Let’s look at an image of Winogrand’s, from his project on zoos. You’ve probably seen it before – and that’s part of the problem, try seeing it again with fresh eyes. We can still learn from iconic images if we keep looking closely.
A friend recently asked me what I liked about this particular image, and rather than talk about the obvious cultural relevance (an interracial couple in 1964) I remembered how much I love its amazing details, and what they say about Winogrand and his abilities as a photographer.
Positioning, positioning, posititioning. Everyone talks about the perfect moment in relationship to street photography, but you can’t have the perfect moment if you’re a block away, fiddling with your flash card. Being in the right position is great composition, especially when you’re not a compulsive cropper. It’d be interesting to see the contact sheet from this roll to examine where Winogrand was in relation to this couple before and after this shot. My hunch is that this isn’t the only picture of them, but it’s clearly the best. Why? Because he’s close enough to make the subject matter.
A quick list of what’s going on, or what Winogrand (through perfect positioning) was able to capture:
- Monkeys are being held like children
- Monkeys are dressed like humans
- Monkey’s left fist clutching woman’s sweater
- Child on right, below monkey, clutching human hand
- Monkeys not wearing hoods –>
- Child wearing hood/hat –>
- Woman wearing paisely scarf/hood
- Man wearing suit & tie
- Both monkeys looking down and to the left
- All five foreground faces in perfect light
- Indifference of crowd in background
- Photographer’s shadow doesn’t block key subject matter
- Expressions on the couple’s faces; stern, focused, compassionate
- The “normality” with which the couple shoulders the animals
- Perfect place / perfect time
One thing I’ve learned from this image that I try to apply to every photo I look at; can you imagine how it was created? Did Winogrand just happen to be there, walking around? Possibly, but I doubt it. Yes he was working on a zoo project. He was probably in the vicinity with cameras, which is half the battle. (We’ll get at this next, in Ways of Working #8 – Develop.)
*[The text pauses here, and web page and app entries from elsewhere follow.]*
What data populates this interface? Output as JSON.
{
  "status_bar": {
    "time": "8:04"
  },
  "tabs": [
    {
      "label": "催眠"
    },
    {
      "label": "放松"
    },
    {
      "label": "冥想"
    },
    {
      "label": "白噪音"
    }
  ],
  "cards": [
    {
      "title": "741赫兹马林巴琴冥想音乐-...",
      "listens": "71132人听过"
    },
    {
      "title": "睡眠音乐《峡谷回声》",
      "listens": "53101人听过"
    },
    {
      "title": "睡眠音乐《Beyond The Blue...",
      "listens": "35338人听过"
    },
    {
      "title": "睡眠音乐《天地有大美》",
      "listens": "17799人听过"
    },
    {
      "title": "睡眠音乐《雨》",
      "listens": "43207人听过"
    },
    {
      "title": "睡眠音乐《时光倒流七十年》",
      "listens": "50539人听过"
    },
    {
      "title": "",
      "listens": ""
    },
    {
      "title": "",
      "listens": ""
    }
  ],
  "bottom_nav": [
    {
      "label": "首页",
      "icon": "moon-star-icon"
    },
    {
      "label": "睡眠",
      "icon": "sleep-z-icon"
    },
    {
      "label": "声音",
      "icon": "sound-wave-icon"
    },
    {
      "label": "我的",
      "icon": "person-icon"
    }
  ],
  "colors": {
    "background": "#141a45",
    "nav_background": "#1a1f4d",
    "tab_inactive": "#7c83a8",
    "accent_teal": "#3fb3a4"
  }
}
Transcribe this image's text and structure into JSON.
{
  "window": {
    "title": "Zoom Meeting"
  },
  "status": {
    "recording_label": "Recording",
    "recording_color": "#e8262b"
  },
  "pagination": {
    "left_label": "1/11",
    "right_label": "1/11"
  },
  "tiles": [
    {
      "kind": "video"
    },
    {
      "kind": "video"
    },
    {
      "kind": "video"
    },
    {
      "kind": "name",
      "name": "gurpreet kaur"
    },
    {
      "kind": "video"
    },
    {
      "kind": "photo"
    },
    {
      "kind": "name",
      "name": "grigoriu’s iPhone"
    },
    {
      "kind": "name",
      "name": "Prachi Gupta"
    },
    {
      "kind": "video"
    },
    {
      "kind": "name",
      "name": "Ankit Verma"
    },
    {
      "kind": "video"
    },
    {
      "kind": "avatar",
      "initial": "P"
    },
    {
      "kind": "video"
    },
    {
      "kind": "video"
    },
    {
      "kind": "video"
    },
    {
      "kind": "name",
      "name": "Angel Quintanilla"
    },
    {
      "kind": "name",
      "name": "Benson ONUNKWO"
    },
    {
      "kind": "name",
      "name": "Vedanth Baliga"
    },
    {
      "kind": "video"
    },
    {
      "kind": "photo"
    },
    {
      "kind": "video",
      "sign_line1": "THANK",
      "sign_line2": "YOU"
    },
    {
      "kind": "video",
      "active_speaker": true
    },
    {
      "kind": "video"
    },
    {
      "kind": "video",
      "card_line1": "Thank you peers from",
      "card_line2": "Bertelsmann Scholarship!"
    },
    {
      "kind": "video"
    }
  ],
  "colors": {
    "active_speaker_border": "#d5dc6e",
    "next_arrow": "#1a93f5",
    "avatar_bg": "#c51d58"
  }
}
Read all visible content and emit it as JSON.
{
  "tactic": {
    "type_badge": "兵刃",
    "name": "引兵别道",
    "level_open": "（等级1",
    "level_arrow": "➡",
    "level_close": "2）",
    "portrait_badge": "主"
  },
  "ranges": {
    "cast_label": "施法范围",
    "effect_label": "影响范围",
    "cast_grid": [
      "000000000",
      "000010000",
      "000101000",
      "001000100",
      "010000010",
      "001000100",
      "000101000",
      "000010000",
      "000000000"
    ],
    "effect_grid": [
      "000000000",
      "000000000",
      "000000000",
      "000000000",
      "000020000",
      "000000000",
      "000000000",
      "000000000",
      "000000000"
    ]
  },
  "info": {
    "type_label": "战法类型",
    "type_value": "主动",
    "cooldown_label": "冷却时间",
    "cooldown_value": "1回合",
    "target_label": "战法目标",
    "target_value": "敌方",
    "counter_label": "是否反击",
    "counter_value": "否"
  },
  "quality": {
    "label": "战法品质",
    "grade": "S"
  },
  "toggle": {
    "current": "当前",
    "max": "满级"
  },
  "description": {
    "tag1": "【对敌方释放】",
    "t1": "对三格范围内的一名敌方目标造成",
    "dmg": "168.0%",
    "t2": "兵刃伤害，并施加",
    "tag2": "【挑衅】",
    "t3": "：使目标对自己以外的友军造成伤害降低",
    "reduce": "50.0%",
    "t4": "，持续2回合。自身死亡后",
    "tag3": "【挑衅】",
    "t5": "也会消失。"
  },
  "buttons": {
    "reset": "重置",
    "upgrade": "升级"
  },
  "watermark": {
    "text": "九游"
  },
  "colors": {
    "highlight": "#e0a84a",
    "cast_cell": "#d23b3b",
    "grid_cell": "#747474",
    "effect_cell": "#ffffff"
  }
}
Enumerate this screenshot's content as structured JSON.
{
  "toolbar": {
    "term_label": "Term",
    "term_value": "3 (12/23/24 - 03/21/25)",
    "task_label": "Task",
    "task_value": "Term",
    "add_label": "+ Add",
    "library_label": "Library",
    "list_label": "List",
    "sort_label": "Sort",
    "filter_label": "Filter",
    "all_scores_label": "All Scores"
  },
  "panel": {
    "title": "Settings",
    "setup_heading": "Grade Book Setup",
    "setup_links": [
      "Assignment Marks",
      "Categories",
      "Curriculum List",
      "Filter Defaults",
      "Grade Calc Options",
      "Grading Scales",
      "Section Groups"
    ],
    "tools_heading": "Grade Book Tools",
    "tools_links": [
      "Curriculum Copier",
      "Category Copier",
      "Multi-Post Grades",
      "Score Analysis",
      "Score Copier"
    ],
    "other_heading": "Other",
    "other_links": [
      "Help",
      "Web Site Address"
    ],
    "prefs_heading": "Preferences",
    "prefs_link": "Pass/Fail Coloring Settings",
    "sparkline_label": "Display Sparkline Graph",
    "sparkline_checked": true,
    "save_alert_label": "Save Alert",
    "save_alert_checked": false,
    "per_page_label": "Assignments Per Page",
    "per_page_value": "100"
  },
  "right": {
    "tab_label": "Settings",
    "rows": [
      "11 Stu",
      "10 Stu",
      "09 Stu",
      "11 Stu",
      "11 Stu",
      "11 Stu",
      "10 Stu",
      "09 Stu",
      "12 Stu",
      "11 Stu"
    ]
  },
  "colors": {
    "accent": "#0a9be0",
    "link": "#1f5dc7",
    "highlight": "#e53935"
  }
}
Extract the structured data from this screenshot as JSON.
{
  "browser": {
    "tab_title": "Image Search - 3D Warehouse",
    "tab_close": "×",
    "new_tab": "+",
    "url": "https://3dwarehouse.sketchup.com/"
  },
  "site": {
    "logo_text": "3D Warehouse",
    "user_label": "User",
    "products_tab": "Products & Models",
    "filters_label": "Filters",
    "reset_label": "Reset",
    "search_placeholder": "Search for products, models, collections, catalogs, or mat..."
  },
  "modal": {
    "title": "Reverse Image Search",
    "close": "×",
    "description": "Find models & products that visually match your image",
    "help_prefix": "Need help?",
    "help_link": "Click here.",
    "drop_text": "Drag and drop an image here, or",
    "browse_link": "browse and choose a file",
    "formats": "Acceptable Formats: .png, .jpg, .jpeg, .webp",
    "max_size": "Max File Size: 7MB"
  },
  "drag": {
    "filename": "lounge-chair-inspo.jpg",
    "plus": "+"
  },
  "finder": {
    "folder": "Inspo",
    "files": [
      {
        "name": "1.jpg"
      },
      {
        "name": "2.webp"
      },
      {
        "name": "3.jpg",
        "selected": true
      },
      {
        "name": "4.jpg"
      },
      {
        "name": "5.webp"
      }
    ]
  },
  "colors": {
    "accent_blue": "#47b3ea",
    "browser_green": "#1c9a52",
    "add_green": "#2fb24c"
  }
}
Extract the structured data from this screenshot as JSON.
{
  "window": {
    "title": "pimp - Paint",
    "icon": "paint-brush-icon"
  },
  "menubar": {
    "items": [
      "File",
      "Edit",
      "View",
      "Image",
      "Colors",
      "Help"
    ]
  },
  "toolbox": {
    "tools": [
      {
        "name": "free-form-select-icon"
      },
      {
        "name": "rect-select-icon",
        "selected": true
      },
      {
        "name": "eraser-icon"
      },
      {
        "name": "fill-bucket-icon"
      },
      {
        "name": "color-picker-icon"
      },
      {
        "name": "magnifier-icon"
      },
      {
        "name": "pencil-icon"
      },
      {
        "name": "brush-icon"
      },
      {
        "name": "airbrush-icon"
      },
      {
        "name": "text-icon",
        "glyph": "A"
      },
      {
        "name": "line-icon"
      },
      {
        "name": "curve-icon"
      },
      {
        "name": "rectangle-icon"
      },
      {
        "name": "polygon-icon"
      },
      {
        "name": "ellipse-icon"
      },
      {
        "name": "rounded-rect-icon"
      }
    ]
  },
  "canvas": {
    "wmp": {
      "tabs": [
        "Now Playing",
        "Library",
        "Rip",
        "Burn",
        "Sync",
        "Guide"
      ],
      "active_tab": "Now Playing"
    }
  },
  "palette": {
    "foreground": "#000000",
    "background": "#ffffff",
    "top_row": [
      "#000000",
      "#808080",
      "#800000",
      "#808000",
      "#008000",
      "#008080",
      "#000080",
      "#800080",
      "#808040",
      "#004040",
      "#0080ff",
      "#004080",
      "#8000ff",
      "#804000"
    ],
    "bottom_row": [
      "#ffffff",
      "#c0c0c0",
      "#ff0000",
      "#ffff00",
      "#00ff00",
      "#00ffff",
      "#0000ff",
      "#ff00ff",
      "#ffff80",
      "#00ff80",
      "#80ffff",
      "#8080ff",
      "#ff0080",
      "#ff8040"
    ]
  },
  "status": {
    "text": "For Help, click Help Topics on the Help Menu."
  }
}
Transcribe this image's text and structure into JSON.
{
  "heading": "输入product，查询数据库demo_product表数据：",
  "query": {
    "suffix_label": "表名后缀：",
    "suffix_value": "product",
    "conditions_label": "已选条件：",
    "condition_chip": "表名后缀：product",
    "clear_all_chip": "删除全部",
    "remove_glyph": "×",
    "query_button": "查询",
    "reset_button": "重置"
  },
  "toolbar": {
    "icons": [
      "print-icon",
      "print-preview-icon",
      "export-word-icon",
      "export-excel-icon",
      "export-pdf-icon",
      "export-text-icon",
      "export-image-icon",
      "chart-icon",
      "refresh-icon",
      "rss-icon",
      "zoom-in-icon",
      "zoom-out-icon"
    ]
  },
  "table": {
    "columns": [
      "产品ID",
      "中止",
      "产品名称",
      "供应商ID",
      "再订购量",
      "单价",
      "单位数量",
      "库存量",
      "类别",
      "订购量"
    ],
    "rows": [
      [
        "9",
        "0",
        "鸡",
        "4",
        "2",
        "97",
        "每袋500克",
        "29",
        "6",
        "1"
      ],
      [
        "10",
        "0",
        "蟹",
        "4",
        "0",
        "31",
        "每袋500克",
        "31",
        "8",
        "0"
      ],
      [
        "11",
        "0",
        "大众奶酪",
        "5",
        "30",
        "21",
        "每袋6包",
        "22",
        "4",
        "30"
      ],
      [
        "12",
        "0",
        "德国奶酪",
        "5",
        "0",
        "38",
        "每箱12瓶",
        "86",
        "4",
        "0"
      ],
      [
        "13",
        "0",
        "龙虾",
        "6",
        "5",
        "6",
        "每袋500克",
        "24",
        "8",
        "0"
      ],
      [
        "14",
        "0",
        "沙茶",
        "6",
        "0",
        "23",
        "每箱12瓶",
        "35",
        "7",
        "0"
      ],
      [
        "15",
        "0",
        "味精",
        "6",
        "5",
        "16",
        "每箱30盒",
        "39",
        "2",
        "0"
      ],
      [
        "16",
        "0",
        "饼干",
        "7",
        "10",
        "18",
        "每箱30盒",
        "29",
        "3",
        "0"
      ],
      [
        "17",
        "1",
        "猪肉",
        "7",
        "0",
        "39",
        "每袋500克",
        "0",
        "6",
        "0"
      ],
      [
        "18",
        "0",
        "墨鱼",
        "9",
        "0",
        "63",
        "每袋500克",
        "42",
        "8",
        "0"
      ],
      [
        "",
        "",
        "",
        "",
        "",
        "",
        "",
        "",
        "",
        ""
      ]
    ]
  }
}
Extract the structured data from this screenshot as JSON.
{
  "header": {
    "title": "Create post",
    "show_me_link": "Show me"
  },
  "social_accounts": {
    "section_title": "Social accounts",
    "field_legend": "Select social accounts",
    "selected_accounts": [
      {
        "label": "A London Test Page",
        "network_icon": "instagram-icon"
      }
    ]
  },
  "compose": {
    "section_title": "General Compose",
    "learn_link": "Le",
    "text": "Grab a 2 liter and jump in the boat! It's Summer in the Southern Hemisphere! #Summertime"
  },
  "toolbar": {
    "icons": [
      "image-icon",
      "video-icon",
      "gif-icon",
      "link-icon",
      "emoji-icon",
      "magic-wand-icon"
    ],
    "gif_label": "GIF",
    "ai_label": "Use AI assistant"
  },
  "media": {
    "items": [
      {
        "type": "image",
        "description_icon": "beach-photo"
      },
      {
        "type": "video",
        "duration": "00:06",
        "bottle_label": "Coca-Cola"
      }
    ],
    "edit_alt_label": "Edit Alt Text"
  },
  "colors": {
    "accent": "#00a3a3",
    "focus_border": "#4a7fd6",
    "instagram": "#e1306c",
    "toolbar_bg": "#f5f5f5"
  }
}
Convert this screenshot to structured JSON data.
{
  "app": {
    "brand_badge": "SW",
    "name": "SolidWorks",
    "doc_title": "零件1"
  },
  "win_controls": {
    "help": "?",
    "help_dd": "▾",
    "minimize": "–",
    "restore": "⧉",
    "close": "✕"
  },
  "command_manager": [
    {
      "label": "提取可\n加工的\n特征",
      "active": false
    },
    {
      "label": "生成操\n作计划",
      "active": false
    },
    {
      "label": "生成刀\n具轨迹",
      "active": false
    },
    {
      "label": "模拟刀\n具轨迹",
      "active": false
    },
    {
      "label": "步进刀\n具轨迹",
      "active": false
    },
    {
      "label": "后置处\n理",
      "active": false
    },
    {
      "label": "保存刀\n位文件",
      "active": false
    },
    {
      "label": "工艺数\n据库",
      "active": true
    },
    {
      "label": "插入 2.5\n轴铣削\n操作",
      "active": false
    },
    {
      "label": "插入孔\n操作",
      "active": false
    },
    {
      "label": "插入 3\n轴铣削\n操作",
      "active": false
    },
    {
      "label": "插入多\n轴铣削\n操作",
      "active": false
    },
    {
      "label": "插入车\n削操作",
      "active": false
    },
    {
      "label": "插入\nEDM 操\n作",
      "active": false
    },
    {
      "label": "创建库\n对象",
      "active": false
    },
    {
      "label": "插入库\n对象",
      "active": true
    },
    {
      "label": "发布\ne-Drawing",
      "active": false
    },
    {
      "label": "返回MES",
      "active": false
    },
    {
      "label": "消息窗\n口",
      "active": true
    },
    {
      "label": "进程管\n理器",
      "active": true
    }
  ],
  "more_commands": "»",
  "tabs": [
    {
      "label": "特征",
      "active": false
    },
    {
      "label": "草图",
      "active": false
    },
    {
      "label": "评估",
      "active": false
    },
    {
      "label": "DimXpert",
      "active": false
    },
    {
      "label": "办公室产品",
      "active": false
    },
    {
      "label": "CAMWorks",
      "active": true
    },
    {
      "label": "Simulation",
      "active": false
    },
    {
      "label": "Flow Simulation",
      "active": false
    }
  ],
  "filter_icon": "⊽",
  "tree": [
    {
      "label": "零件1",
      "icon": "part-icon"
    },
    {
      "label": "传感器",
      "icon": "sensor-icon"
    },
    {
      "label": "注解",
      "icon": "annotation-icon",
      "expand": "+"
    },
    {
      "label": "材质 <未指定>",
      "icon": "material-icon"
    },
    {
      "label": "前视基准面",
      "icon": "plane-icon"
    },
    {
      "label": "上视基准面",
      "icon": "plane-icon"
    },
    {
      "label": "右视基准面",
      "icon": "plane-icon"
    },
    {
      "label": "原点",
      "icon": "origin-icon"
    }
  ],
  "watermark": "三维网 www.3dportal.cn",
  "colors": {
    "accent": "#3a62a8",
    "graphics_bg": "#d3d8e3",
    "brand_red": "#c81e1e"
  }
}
Perhaps this was some kind of “adoption day” at the zoo, and he read about it somewhere, and showed-up thinking that he might get an interesting picture or two. He couldn’t have foreseen this particular scene, and that’s the unpredictable joy of street photography. What I’m trying to say is there are three ways you can take pictures. You can sit on your butt and take pictures of your feet; you can step outside and see where the day takes you; you can keep your ear to the ground and find out when/where interesting things are happening, and/or do some research and seek them out.
Winogrand’s photograph continues to teach me the second and third ways.
Keep your eyes wide; visit your local library if you appreciate the tactile feel of books and their high-quality images (so much better than the Web); look at old stuff even if old stuff bores you – figure out why it’s working compositionally at least; when you find something you like, make a list of everything you like about it. Then try it with one of your own images and don’t cry.